I would see Tango 5 again when she was displayed in Singapore for Boat Asia 2013, with her interiors, designed by Ko Hui Huy, a Singaporean friend of the owner, now complete. The design ethos is simple but effective. The main saloon features the TV and sound system. The owner opted not to have a dining area on the main deck, but instead move it to the upper deck. The main saloon thus seems larger, with its entirety given over to lounging, apart from a small card table added in.
Despite the lack of a main deck dining area, the very large main galley opens directly onto the main deck. This galley has huge storage capacity, with large walk-in coolers designed to allow for extended time away. To the starboard side on the main deck is access to the owner’s area, with a study and then the master cabin itself. The master bath is forward still and full beam. Stowage space has been thorough researched for Tango 5, and the beds lift up to provide space for luggage, while hanging lockers are everywhere. The aft main deck area is a wonderful place to relax, with large awnings that can be quickly deployed to deflect the heat.
Just aft of the owner’s study is the stairwell, while nearby lies a small service station for drinks. Moving below decks, one finds four sizeable cabins that can sleep up to eight guests, with each of the cabins featuring floor-to-ceiling mirrors that reflect light and add to the spaciousness aboard. Moving to the upper deck, instead of a skylounge, as one would normally find on a yacht of this nature, you find a large dining/gaming area. This space is served by a dumb waiter from the galley a deck below, while a large round table with a lazy susan over a metre in diameter. Also, there is a gaming table in there as well, as a good bit of mahjong after dinner could be just the ticket. A dumbwaiter carries food up to the upper deck, where the formal dining area is.

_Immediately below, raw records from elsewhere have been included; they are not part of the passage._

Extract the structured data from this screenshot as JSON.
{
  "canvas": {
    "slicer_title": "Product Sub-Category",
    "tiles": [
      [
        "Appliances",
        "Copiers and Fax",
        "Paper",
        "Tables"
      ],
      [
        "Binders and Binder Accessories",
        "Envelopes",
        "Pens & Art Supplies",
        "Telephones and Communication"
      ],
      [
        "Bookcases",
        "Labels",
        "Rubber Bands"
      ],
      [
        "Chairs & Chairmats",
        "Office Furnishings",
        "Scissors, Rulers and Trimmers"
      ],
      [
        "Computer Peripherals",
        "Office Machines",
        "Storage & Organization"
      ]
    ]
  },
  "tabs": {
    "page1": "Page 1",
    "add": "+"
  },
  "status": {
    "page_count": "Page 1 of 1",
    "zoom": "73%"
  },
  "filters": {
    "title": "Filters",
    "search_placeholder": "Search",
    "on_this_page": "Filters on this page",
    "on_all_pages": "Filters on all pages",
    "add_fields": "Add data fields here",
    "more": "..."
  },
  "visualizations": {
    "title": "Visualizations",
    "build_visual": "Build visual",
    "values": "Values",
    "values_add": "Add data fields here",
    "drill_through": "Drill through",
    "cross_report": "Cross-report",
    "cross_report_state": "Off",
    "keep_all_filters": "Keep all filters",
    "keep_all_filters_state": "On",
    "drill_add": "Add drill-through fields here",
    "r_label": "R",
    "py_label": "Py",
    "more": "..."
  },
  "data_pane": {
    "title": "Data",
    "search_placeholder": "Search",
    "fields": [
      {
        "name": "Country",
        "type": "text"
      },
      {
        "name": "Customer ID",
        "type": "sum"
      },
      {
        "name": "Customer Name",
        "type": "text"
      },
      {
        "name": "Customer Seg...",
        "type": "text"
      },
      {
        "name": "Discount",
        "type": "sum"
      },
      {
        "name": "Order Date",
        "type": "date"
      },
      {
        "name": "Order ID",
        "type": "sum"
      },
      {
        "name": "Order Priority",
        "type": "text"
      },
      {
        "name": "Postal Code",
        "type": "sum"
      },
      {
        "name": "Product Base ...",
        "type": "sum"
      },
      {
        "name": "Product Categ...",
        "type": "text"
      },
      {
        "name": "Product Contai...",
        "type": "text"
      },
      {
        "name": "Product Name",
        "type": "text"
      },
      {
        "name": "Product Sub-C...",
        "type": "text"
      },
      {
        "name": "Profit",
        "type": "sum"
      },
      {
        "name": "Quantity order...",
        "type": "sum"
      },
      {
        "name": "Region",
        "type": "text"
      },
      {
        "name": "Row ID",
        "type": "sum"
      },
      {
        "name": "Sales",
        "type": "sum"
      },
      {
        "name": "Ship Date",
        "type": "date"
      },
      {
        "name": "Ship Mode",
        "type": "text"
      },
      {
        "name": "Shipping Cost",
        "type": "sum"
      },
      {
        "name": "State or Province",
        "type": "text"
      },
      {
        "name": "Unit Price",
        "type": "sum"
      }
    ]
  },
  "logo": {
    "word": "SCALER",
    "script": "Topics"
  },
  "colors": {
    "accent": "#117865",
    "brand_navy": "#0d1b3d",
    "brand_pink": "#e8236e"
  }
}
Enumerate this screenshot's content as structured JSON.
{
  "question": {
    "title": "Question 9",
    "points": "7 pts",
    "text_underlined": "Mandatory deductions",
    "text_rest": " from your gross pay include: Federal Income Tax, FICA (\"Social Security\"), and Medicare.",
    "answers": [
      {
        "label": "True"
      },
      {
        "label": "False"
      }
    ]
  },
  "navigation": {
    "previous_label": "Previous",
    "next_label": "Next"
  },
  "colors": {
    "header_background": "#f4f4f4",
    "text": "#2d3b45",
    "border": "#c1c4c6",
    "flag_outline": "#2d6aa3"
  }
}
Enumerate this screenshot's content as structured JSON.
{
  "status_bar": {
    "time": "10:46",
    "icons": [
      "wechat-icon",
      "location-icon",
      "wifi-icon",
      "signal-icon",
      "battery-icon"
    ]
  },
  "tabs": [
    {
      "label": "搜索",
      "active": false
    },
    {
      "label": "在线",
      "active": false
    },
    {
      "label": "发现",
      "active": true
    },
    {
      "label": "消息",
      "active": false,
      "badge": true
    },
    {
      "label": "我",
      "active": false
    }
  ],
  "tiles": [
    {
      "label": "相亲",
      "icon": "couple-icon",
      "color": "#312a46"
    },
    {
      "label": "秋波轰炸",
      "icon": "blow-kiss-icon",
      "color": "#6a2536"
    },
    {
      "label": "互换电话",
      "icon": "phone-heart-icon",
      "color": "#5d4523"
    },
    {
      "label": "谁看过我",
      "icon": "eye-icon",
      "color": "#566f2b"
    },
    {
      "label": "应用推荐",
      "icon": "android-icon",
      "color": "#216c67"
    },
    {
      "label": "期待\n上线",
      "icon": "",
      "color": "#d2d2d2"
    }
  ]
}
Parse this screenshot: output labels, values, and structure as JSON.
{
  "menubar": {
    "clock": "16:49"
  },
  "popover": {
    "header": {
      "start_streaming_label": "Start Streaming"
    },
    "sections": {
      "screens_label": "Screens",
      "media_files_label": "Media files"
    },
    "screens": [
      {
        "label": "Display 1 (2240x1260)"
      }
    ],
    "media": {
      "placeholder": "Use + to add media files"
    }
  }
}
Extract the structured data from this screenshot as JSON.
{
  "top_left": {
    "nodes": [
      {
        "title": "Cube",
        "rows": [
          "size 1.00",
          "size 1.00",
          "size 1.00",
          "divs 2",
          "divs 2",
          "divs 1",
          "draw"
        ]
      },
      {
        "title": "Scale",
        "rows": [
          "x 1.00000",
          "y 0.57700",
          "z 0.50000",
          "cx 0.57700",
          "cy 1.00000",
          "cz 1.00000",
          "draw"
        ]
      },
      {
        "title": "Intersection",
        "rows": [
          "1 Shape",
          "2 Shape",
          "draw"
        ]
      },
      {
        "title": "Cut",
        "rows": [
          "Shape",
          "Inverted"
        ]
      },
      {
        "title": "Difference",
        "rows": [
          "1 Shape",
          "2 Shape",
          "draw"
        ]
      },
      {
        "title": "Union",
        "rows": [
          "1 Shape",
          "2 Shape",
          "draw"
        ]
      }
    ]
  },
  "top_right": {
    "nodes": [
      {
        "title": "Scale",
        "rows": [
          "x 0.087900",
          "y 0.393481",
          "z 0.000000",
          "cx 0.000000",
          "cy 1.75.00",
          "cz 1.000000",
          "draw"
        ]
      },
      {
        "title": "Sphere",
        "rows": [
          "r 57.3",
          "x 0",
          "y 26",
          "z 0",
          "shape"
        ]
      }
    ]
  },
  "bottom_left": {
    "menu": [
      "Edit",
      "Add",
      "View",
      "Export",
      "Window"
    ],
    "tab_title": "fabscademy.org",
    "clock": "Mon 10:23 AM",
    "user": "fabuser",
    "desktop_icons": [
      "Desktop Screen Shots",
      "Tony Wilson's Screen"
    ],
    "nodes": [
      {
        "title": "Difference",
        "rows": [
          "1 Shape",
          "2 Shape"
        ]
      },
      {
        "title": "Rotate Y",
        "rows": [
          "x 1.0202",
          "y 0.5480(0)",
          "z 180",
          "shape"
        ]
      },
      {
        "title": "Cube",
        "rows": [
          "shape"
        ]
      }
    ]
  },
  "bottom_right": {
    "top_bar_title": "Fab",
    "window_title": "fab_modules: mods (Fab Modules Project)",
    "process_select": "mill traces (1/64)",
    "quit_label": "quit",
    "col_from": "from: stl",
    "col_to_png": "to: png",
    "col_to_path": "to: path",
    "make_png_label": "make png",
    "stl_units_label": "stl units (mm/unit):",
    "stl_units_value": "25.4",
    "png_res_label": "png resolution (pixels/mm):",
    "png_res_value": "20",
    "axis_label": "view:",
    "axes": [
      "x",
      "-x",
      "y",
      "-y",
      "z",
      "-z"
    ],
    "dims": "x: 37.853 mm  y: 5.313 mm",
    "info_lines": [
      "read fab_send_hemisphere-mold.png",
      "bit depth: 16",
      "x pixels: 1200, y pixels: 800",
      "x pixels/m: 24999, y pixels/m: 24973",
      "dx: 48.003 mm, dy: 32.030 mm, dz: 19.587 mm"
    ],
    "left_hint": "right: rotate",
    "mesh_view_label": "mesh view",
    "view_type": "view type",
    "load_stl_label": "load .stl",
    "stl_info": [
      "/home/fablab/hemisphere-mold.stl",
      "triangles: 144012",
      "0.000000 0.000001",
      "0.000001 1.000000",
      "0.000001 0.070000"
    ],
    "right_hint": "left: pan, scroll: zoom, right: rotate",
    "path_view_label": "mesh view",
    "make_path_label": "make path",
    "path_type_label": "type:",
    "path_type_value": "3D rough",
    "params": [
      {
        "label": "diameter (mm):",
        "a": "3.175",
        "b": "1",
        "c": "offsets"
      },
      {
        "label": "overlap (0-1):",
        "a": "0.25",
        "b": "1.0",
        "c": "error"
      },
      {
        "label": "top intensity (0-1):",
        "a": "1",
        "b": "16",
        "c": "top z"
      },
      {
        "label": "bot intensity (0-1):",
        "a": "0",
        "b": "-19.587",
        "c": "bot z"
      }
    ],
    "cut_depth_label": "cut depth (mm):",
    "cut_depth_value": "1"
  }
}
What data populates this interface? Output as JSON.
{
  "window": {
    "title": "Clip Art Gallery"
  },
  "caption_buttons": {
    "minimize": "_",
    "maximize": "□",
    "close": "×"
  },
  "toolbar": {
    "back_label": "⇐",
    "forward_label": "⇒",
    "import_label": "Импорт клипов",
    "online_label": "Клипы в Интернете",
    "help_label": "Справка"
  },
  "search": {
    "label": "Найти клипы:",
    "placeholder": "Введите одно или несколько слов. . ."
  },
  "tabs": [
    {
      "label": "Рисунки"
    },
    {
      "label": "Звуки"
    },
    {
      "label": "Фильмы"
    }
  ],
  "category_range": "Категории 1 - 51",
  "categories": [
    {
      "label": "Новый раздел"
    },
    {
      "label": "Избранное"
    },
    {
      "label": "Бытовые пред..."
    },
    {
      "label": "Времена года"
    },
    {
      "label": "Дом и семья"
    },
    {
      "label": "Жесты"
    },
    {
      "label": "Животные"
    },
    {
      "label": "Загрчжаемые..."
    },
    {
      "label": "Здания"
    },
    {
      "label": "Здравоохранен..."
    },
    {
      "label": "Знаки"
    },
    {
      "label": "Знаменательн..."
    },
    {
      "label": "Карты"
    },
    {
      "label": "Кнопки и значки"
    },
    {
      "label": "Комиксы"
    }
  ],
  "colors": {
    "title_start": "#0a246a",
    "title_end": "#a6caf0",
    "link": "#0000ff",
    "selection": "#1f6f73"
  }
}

The upper deck dining area is served by loose furniture, with a large round dining table and lazy susan duly in place. Aft of this area is a small cockpit space with access to the flybridge. On a standard 110 layout, this space comes with a bar area and lounges, with a small table for gaming set aside. The flybridge is very spacious, and as you’d expect with an expedition yacht, you have more area to utilize. The forward Jacuzzi beckons, though the owner insists that he and his friends actually spend very little time in Jacuzzis while onboard other yachts. The more particular feature is the huge BBQ and prep area that’s been installed at owner request – likely needed for all the caught fish that will be on the grill. It’s a telling sign that someone would base a yacht such as this in Singapore, where plenty of the world’s most fantastical cruising lies nearby. For someone who is now on their fifth yacht, the pleasures of going slow and seeing it all are becoming clear.
Technical Specifications – Horzion EP110
Engines: 2 x MAN 2842 LE410 1100HP
Generators: 2 x Onan 50KW (50HZ)
Construction: Steel Hull/Composite superstructure
Displacement (light): 260 tns
Fuel capacity: 36,000 lts
Water capacity: 6,000 lts